And even in cases where Giuliani has seemed to reveal damaging facts about his client — including his May acknowledgment that a $130,000 payment from Trump to his then-fixer Michael Cohen was reimbursement for hush money to pornography actress Stormy Daniels — some have seen a calculated effort to dump bad news in order to dampen its potential effect if disclosed by investigators or leaks.
Public approval of Mueller’s handling of the investigation has slipped since Giuliani joined the president’s legal team last summer, from 48 percent approval in October to 43 percent approval in December, according to a CNN poll.

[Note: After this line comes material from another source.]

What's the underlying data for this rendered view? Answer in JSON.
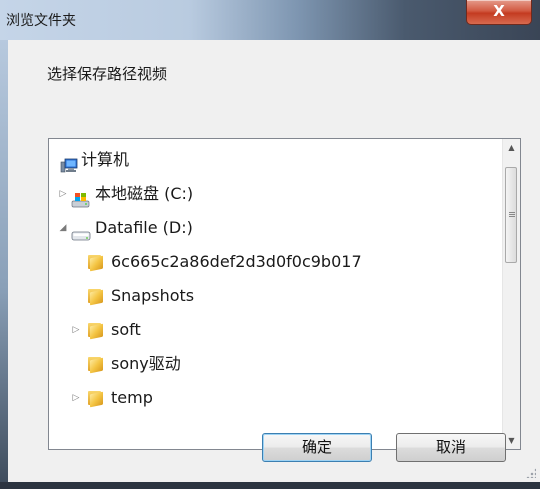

Some Trump allies credit the drop, in part, to Giuliani’s aggressive criticism of the special counsel.
Democrats have attacked Giuliani for giving cover to Trump’s alleged lies about suspected collusion with Russia. But in a Monday interview with The New Yorker, the president’s lawyer sounded untroubled by such talk.
“I am afraid it will be on my gravestone. ‘Rudy Giuliani: He lied for Trump,’” he said. “Somehow, I don’t think that will be it. But, if it is, so what do I care? I’ll be dead. I figure I can explain it to St. Peter.” Giuliani added that the apostle “will be on my side.”

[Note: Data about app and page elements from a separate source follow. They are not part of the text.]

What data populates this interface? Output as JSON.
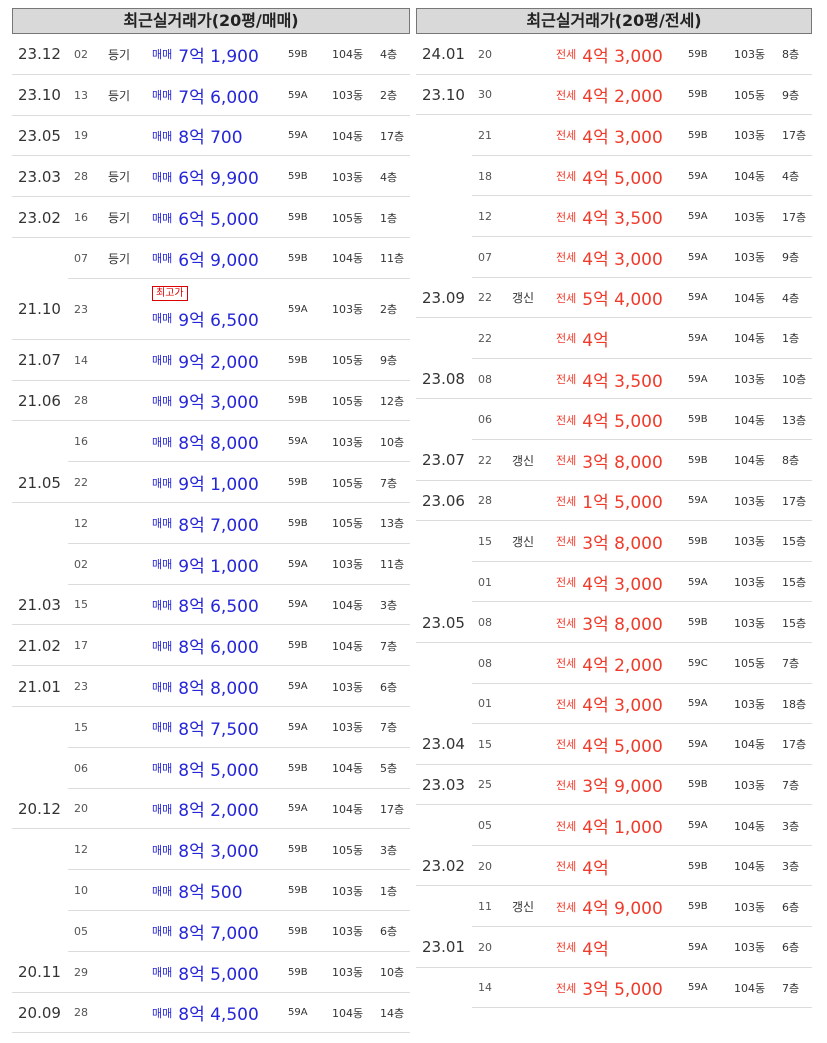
{
  "sale": {
    "title": "최근실거래가(20평/매매)",
    "rows": [
      {
        "ym": "23.12",
        "day": "02",
        "note": "등기",
        "type": "매매",
        "price": "7억 1,900",
        "size": "59B",
        "dong": "104동",
        "floor": "4층"
      },
      {
        "ym": "23.10",
        "day": "13",
        "note": "등기",
        "type": "매매",
        "price": "7억 6,000",
        "size": "59A",
        "dong": "103동",
        "floor": "2층"
      },
      {
        "ym": "23.05",
        "day": "19",
        "note": "",
        "type": "매매",
        "price": "8억 700",
        "size": "59A",
        "dong": "104동",
        "floor": "17층"
      },
      {
        "ym": "23.03",
        "day": "28",
        "note": "등기",
        "type": "매매",
        "price": "6억 9,900",
        "size": "59B",
        "dong": "103동",
        "floor": "4층"
      },
      {
        "ym": "23.02",
        "day": "16",
        "note": "등기",
        "type": "매매",
        "price": "6억 5,000",
        "size": "59B",
        "dong": "105동",
        "floor": "1층"
      },
      {
        "ym": "",
        "day": "07",
        "note": "등기",
        "type": "매매",
        "price": "6억 9,000",
        "size": "59B",
        "dong": "104동",
        "floor": "11층"
      },
      {
        "ym": "21.10",
        "day": "23",
        "note": "",
        "type": "매매",
        "price": "9억 6,500",
        "size": "59A",
        "dong": "103동",
        "floor": "2층",
        "badge": "최고가"
      },
      {
        "ym": "21.07",
        "day": "14",
        "note": "",
        "type": "매매",
        "price": "9억 2,000",
        "size": "59B",
        "dong": "105동",
        "floor": "9층"
      },
      {
        "ym": "21.06",
        "day": "28",
        "note": "",
        "type": "매매",
        "price": "9억 3,000",
        "size": "59B",
        "dong": "105동",
        "floor": "12층"
      },
      {
        "ym": "",
        "day": "16",
        "note": "",
        "type": "매매",
        "price": "8억 8,000",
        "size": "59A",
        "dong": "103동",
        "floor": "10층"
      },
      {
        "ym": "21.05",
        "day": "22",
        "note": "",
        "type": "매매",
        "price": "9억 1,000",
        "size": "59B",
        "dong": "105동",
        "floor": "7층"
      },
      {
        "ym": "",
        "day": "12",
        "note": "",
        "type": "매매",
        "price": "8억 7,000",
        "size": "59B",
        "dong": "105동",
        "floor": "13층"
      },
      {
        "ym": "",
        "day": "02",
        "note": "",
        "type": "매매",
        "price": "9억 1,000",
        "size": "59A",
        "dong": "103동",
        "floor": "11층"
      },
      {
        "ym": "21.03",
        "day": "15",
        "note": "",
        "type": "매매",
        "price": "8억 6,500",
        "size": "59A",
        "dong": "104동",
        "floor": "3층"
      },
      {
        "ym": "21.02",
        "day": "17",
        "note": "",
        "type": "매매",
        "price": "8억 6,000",
        "size": "59B",
        "dong": "104동",
        "floor": "7층"
      },
      {
        "ym": "21.01",
        "day": "23",
        "note": "",
        "type": "매매",
        "price": "8억 8,000",
        "size": "59A",
        "dong": "103동",
        "floor": "6층"
      },
      {
        "ym": "",
        "day": "15",
        "note": "",
        "type": "매매",
        "price": "8억 7,500",
        "size": "59A",
        "dong": "103동",
        "floor": "7층"
      },
      {
        "ym": "",
        "day": "06",
        "note": "",
        "type": "매매",
        "price": "8억 5,000",
        "size": "59B",
        "dong": "104동",
        "floor": "5층"
      },
      {
        "ym": "20.12",
        "day": "20",
        "note": "",
        "type": "매매",
        "price": "8억 2,000",
        "size": "59A",
        "dong": "104동",
        "floor": "17층"
      },
      {
        "ym": "",
        "day": "12",
        "note": "",
        "type": "매매",
        "price": "8억 3,000",
        "size": "59B",
        "dong": "105동",
        "floor": "3층"
      },
      {
        "ym": "",
        "day": "10",
        "note": "",
        "type": "매매",
        "price": "8억 500",
        "size": "59B",
        "dong": "103동",
        "floor": "1층"
      },
      {
        "ym": "",
        "day": "05",
        "note": "",
        "type": "매매",
        "price": "8억 7,000",
        "size": "59B",
        "dong": "103동",
        "floor": "6층"
      },
      {
        "ym": "20.11",
        "day": "29",
        "note": "",
        "type": "매매",
        "price": "8억 5,000",
        "size": "59B",
        "dong": "103동",
        "floor": "10층"
      },
      {
        "ym": "20.09",
        "day": "28",
        "note": "",
        "type": "매매",
        "price": "8억 4,500",
        "size": "59A",
        "dong": "104동",
        "floor": "14층"
      }
    ]
  },
  "lease": {
    "title": "최근실거래가(20평/전세)",
    "rows": [
      {
        "ym": "24.01",
        "day": "20",
        "note": "",
        "type": "전세",
        "price": "4억 3,000",
        "size": "59B",
        "dong": "103동",
        "floor": "8층"
      },
      {
        "ym": "23.10",
        "day": "30",
        "note": "",
        "type": "전세",
        "price": "4억 2,000",
        "size": "59B",
        "dong": "105동",
        "floor": "9층"
      },
      {
        "ym": "",
        "day": "21",
        "note": "",
        "type": "전세",
        "price": "4억 3,000",
        "size": "59B",
        "dong": "103동",
        "floor": "17층"
      },
      {
        "ym": "",
        "day": "18",
        "note": "",
        "type": "전세",
        "price": "4억 5,000",
        "size": "59A",
        "dong": "104동",
        "floor": "4층"
      },
      {
        "ym": "",
        "day": "12",
        "note": "",
        "type": "전세",
        "price": "4억 3,500",
        "size": "59A",
        "dong": "103동",
        "floor": "17층"
      },
      {
        "ym": "",
        "day": "07",
        "note": "",
        "type": "전세",
        "price": "4억 3,000",
        "size": "59A",
        "dong": "103동",
        "floor": "9층"
      },
      {
        "ym": "23.09",
        "day": "22",
        "note": "갱신",
        "type": "전세",
        "price": "5억 4,000",
        "size": "59A",
        "dong": "104동",
        "floor": "4층"
      },
      {
        "ym": "",
        "day": "22",
        "note": "",
        "type": "전세",
        "price": "4억",
        "size": "59A",
        "dong": "104동",
        "floor": "1층"
      },
      {
        "ym": "23.08",
        "day": "08",
        "note": "",
        "type": "전세",
        "price": "4억 3,500",
        "size": "59A",
        "dong": "103동",
        "floor": "10층"
      },
      {
        "ym": "",
        "day": "06",
        "note": "",
        "type": "전세",
        "price": "4억 5,000",
        "size": "59B",
        "dong": "104동",
        "floor": "13층"
      },
      {
        "ym": "23.07",
        "day": "22",
        "note": "갱신",
        "type": "전세",
        "price": "3억 8,000",
        "size": "59B",
        "dong": "104동",
        "floor": "8층"
      },
      {
        "ym": "23.06",
        "day": "28",
        "note": "",
        "type": "전세",
        "price": "1억 5,000",
        "size": "59A",
        "dong": "103동",
        "floor": "17층"
      },
      {
        "ym": "",
        "day": "15",
        "note": "갱신",
        "type": "전세",
        "price": "3억 8,000",
        "size": "59B",
        "dong": "103동",
        "floor": "15층"
      },
      {
        "ym": "",
        "day": "01",
        "note": "",
        "type": "전세",
        "price": "4억 3,000",
        "size": "59A",
        "dong": "103동",
        "floor": "15층"
      },
      {
        "ym": "23.05",
        "day": "08",
        "note": "",
        "type": "전세",
        "price": "3억 8,000",
        "size": "59B",
        "dong": "103동",
        "floor": "15층"
      },
      {
        "ym": "",
        "day": "08",
        "note": "",
        "type": "전세",
        "price": "4억 2,000",
        "size": "59C",
        "dong": "105동",
        "floor": "7층"
      },
      {
        "ym": "",
        "day": "01",
        "note": "",
        "type": "전세",
        "price": "4억 3,000",
        "size": "59A",
        "dong": "103동",
        "floor": "18층"
      },
      {
        "ym": "23.04",
        "day": "15",
        "note": "",
        "type": "전세",
        "price": "4억 5,000",
        "size": "59A",
        "dong": "104동",
        "floor": "17층"
      },
      {
        "ym": "23.03",
        "day": "25",
        "note": "",
        "type": "전세",
        "price": "3억 9,000",
        "size": "59B",
        "dong": "103동",
        "floor": "7층"
      },
      {
        "ym": "",
        "day": "05",
        "note": "",
        "type": "전세",
        "price": "4억 1,000",
        "size": "59A",
        "dong": "104동",
        "floor": "3층"
      },
      {
        "ym": "23.02",
        "day": "20",
        "note": "",
        "type": "전세",
        "price": "4억",
        "size": "59B",
        "dong": "104동",
        "floor": "3층"
      },
      {
        "ym": "",
        "day": "11",
        "note": "갱신",
        "type": "전세",
        "price": "4억 9,000",
        "size": "59B",
        "dong": "103동",
        "floor": "6층"
      },
      {
        "ym": "23.01",
        "day": "20",
        "note": "",
        "type": "전세",
        "price": "4억",
        "size": "59A",
        "dong": "103동",
        "floor": "6층"
      },
      {
        "ym": "",
        "day": "14",
        "note": "",
        "type": "전세",
        "price": "3억 5,000",
        "size": "59A",
        "dong": "104동",
        "floor": "7층"
      }
    ]
  },
  "colors": {
    "sale": "#2626d9",
    "lease": "#f03a2a",
    "header_bg": "#d9d9d9"
  }
}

Trump and his allies have raised questions about Giuliani’s effectiveness before. They were revived over the weekend when Giuliani told NBC’s “Meet the Press” and The New York Times that Trump told him he may have spoken to his former lawyer Cohen about a proposed Trump Tower project in Moscow as late as October or November 2016 — months later than Trump or Cohen had previously admitted. Giuliani also said that Trump may have spoken to Cohen before his former lawyer gave what he has since confessed was false testimony to Congress.
On Monday, Giuliani issued a statement saying his remarks were hypothetical. “My recent statements about discussions during the 2016 campaign between Michael Cohen and then-candidate Donald Trump about a potential Trump Moscow ‘project’ were hypothetical and not based on conversations I had with the president,” Giuliani said.

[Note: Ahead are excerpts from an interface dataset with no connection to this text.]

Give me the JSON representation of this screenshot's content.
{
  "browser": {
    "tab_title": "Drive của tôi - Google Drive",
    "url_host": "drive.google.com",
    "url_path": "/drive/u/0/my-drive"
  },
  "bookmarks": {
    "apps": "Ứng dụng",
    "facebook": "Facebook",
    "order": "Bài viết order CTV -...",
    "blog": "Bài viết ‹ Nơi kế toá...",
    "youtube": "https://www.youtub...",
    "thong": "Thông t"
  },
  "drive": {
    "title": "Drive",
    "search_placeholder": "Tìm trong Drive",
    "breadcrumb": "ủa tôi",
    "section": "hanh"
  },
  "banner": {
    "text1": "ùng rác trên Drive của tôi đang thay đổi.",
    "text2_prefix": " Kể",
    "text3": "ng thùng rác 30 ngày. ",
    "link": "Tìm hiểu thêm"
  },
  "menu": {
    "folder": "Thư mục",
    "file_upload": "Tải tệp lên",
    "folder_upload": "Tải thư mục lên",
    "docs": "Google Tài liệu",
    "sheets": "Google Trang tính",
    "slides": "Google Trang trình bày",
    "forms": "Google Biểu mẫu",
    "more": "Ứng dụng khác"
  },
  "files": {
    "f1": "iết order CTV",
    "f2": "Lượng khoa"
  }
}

The flap came just days after Giuliani raised hackles by telling CNN he could not say that no members of Trump’s campaign had colluded with Russia — a statement he was forced to clean up the following day.
“I have no knowledge of any collusion by any of the thousands of people who worked on the campaign,” Giuliani said.
Trump attorney Jay Sekulow told POLITICO that Giuliani “continues to be an important part of the president’s legal team.”
Since the start of the Mueller probe, the president’s team of lawyers has been in a state of near constant tumult. Trump has already cycled through two other lead personal attorneys: Marc Kasowitz, who spent just a couple months working for the president on the Russia probe before stepping down in July 2017, and John Dowd, who resigned last May amid differences with the president over legal strategy. Trump has maintained contact with both lawyers even though they no longer represent him.
Inside the White House, Trump is now onto his second set of lawyers helping manage the response to the Russia investigation following the departure of Don McGahn and Ty Cobb. Now running the operation are White House ounsel Pat Cipollone and Flood, the associate counsel with primary responsibility handling the Mueller investigation.